## DATA FOR THE TASK
+ + + + + + +

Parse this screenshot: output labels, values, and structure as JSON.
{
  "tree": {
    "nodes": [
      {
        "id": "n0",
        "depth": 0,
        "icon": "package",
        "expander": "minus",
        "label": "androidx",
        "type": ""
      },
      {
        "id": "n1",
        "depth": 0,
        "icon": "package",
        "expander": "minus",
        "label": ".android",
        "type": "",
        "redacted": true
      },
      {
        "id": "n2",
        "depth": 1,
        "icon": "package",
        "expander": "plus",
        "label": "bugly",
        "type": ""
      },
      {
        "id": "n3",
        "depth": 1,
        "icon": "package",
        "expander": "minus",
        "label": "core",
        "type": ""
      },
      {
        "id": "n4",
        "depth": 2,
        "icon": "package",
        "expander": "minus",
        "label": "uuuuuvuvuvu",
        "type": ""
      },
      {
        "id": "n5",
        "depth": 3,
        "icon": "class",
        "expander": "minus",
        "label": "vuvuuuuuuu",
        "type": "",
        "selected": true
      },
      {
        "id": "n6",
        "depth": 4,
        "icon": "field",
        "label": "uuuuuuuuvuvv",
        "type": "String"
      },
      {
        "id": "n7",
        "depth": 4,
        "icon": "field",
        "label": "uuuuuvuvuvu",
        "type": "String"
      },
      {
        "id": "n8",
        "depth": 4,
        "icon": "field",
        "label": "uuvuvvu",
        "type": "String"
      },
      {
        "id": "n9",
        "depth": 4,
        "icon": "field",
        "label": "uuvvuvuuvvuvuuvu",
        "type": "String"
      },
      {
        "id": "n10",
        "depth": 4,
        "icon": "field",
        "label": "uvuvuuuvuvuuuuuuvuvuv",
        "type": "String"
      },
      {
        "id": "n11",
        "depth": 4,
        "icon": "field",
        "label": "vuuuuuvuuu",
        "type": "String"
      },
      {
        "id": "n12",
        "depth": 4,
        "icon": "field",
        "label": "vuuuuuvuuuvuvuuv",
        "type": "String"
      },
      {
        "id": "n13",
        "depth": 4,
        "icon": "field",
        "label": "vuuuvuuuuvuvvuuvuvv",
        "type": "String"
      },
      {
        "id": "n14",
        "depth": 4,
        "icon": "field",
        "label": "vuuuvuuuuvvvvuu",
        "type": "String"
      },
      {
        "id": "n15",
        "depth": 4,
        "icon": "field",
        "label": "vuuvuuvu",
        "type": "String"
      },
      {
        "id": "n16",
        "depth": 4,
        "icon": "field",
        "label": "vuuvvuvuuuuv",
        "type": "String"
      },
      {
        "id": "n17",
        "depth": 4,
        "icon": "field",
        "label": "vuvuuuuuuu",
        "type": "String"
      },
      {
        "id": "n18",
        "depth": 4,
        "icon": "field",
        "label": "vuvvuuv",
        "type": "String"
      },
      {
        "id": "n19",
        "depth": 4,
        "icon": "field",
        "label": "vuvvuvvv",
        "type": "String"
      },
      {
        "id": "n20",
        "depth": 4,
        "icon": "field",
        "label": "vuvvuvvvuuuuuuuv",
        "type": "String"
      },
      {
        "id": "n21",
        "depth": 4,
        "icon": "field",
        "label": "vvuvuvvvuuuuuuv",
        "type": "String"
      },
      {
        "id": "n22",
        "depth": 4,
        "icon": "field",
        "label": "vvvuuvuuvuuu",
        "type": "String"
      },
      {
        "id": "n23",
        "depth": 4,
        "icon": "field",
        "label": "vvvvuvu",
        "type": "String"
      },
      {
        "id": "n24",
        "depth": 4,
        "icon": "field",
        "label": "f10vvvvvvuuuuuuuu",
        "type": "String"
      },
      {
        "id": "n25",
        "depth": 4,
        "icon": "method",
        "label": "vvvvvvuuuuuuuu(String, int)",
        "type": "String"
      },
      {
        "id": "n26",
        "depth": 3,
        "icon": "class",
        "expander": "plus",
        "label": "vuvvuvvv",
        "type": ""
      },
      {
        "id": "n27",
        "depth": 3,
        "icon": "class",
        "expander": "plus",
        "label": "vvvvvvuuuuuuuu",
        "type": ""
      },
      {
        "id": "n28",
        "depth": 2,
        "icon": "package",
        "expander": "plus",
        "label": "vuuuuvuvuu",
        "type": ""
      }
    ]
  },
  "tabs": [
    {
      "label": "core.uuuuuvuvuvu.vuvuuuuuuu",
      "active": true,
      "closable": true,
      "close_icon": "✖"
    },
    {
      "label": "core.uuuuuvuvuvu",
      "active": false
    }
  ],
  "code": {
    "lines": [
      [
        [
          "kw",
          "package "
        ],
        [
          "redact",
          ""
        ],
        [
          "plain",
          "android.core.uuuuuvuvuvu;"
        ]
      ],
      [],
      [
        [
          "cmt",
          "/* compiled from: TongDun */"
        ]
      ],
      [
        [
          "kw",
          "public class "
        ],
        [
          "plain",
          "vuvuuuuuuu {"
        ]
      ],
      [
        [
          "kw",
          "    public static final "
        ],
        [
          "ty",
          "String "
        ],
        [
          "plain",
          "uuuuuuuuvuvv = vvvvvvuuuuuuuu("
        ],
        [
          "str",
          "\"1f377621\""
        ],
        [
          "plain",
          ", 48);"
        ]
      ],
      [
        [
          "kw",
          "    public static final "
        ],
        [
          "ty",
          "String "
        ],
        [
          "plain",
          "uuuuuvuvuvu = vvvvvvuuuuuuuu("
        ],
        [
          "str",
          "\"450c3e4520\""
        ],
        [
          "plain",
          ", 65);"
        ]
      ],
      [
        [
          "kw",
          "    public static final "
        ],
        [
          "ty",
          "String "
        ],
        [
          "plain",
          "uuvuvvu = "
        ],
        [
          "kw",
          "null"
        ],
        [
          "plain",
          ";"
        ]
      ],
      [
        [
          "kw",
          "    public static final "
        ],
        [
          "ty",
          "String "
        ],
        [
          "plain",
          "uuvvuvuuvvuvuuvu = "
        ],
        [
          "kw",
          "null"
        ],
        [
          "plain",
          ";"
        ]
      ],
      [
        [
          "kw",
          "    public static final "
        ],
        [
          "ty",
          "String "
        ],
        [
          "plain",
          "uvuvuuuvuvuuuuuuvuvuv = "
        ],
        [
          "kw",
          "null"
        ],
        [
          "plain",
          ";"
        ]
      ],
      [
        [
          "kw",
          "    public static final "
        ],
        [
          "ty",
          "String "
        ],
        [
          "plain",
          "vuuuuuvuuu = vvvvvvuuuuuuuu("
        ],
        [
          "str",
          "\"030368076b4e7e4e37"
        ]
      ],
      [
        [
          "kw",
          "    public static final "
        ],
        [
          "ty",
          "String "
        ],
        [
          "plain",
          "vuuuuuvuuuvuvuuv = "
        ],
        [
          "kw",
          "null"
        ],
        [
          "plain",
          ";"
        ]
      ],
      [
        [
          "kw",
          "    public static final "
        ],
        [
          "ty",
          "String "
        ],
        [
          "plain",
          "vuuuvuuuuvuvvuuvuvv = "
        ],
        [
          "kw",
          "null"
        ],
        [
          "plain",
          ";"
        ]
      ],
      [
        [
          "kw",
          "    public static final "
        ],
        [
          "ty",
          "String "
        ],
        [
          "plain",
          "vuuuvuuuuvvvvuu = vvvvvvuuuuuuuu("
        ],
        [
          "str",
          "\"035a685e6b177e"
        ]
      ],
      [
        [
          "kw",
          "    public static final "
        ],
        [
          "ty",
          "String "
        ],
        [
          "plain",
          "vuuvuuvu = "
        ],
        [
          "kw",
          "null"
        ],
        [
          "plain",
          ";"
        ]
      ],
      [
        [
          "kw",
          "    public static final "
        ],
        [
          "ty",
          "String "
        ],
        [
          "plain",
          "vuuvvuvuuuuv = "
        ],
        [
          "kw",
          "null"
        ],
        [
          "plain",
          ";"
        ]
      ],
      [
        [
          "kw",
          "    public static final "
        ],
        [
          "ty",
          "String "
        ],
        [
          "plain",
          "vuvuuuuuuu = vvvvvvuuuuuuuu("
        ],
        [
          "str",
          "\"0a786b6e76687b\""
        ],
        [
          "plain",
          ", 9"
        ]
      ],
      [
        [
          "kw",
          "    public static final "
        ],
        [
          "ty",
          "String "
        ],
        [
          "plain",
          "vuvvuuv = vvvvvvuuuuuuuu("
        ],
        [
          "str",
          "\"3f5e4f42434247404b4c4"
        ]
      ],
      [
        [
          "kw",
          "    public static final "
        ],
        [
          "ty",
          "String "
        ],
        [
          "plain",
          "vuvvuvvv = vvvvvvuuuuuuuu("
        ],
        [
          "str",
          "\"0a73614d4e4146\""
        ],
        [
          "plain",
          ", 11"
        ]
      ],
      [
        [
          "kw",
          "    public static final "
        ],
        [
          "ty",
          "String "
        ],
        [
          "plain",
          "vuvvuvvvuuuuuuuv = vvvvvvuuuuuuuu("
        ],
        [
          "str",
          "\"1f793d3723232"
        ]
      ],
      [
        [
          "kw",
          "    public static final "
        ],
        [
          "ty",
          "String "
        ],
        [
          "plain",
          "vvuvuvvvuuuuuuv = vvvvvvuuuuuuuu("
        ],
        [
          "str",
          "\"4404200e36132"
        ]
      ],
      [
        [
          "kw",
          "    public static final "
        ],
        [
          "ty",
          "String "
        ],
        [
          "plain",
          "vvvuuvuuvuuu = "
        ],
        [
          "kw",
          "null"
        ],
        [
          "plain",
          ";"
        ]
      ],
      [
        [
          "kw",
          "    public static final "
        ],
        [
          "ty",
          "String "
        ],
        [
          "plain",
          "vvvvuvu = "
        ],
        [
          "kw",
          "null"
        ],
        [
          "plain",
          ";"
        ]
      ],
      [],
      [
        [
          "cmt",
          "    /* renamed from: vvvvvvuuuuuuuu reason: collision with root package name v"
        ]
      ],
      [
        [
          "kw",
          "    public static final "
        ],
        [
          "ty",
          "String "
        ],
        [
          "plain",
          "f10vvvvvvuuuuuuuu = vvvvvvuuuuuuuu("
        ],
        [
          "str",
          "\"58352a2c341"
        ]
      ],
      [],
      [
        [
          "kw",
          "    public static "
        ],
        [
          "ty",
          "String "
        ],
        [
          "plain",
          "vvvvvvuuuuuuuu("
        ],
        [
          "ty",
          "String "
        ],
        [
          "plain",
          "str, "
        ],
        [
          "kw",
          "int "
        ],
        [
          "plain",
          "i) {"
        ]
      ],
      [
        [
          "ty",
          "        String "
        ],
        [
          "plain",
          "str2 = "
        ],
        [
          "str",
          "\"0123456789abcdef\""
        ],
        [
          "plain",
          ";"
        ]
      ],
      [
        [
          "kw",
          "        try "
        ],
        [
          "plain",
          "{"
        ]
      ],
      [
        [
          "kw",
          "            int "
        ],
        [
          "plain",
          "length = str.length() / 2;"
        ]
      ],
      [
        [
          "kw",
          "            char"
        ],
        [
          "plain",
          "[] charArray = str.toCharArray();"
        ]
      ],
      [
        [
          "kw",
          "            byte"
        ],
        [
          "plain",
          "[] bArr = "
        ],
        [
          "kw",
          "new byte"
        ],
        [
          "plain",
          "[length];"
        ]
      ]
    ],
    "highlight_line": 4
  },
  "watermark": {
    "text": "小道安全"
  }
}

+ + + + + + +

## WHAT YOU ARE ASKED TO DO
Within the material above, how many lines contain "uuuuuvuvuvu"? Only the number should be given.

## OUTPUT BELOW
6